This might not sound like a lot. I was impressed that each of the levels are quite a bit longer than I expected. If you take your time trying to find the collectibles, most will take at least a half hour to beat. The levels are quite large and there is a lot to do to beat each of them. While I naturally wish the game was longer as I was really enjoying it, I found the length to be satisfying enough.
As for the game’s story, theme, and atmosphere; you mostly get what you would expect from the genre. I was pretty impressed with the game’s visuals. The style of the game feels reminsicent of the era that it originally came from, but with improvements from better technology. The game has a cartoony style, but it really works for the game. It may not reach the level of some AAA games, but you won’t be disappointed by the quality of the visuals.
As for Kao the Kangaroo’s story, I found it to be solid but unspectacular. The story feels more gauged towards children than adults. It is enjoyable enough, but it can be kind of cheesy at times. Basically it is enjoyable enough that you want to see how it ends, but I wouldn’t call it a selling point for the game.
For a game franchise that has been gone for 16 years, I was genuinely surprised by how well the new Kao the Kangaroo turned out. The game was clearly inspired by the early 2000s era of 3D platformers. While it isn’t the most original game, it otherwise is exactly what you would expect from this genre. It is a great reminder of why I still enjoy the genre so many years later. The controls are responsive and the gameplay is really fun. Kao the Kangaroo is on the easy side. Otherwise it is everything that you could want from a franchise that hasn’t received a new game in over a decade and a half.
If you don’t like 3D platformers or need them to be really challenging, Kao the Kangaroo may not be for you. Otherwise I would highly recommend picking up Kao the Kangaroo as it really reminded me of why I have always been a big fan of 3D platformers.
Kao the Kangaroo
Release Date: May 27th, 2022 | Systems: Nintendo Switch, PC, PlayStation 4, PlayStation 5, Xbox One, Xbox Series X|S
Developer: Tate Multimedia | Publisher: Tate Multimedia | ESRB Rating: E10+ for Animated Blood, Fantasy Violence, Comic Mischief
Genres: Action, Platformer
Official Website: https://kaokangaroo.com/
- A great homage to the golden era of 3D platformers.
- Fun gameplay supported by responsive controls.
- On the easier side especially for fans of the genre.
- Doesn’t do anything highly original to distinguish itself from other games in the genre.
Recommendation: For fans of 3D platformers reminiscent of the early 2000s era of the genre.

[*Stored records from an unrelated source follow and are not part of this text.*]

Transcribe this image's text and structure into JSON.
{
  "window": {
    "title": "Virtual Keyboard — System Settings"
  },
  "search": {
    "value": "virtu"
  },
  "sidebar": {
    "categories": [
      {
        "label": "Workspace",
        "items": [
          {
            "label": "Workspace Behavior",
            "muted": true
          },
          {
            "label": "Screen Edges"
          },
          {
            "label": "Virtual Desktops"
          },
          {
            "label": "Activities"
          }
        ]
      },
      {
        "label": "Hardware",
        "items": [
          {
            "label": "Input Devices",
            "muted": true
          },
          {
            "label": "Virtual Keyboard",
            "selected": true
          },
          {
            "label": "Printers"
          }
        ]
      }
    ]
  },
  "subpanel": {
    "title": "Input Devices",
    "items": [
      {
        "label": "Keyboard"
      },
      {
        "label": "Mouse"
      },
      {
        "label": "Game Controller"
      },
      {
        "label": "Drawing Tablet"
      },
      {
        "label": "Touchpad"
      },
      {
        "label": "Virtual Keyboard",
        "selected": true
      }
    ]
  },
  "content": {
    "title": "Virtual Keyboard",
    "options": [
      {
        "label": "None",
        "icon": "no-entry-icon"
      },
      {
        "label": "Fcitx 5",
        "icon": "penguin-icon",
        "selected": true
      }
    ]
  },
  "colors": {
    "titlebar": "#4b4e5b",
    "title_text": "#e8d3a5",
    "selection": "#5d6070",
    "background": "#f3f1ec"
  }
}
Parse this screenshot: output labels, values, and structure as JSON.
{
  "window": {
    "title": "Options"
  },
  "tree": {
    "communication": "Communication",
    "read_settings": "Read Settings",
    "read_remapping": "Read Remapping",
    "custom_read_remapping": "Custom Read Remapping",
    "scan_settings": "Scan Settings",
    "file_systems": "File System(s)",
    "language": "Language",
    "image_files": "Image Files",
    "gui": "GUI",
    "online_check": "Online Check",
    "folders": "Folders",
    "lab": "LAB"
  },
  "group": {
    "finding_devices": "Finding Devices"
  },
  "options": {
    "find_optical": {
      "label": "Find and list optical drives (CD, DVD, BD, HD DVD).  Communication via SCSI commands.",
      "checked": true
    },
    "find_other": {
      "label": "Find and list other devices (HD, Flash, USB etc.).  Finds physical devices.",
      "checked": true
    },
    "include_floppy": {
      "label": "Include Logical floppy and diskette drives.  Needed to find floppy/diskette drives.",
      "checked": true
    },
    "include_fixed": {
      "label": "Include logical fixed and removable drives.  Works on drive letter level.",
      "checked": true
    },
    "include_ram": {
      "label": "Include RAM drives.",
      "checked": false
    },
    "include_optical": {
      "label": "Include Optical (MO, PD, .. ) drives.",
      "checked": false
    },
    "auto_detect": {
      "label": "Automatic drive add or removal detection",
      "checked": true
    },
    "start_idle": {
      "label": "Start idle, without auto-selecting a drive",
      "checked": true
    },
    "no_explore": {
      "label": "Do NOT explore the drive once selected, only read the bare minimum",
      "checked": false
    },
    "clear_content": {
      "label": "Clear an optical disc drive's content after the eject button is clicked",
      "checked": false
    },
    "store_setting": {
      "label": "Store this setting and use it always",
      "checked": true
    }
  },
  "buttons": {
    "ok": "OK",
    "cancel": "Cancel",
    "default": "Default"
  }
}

We at Geeky Hobbies would like to thank Tate Multimedia for the review copy of Kao the Kangaroo used for this review. Other than receiving a free copy of the game to review, we at Geeky Hobbies received no other compensation for this review. Receiving the review copy for free had no impact on the content of this review or the final score.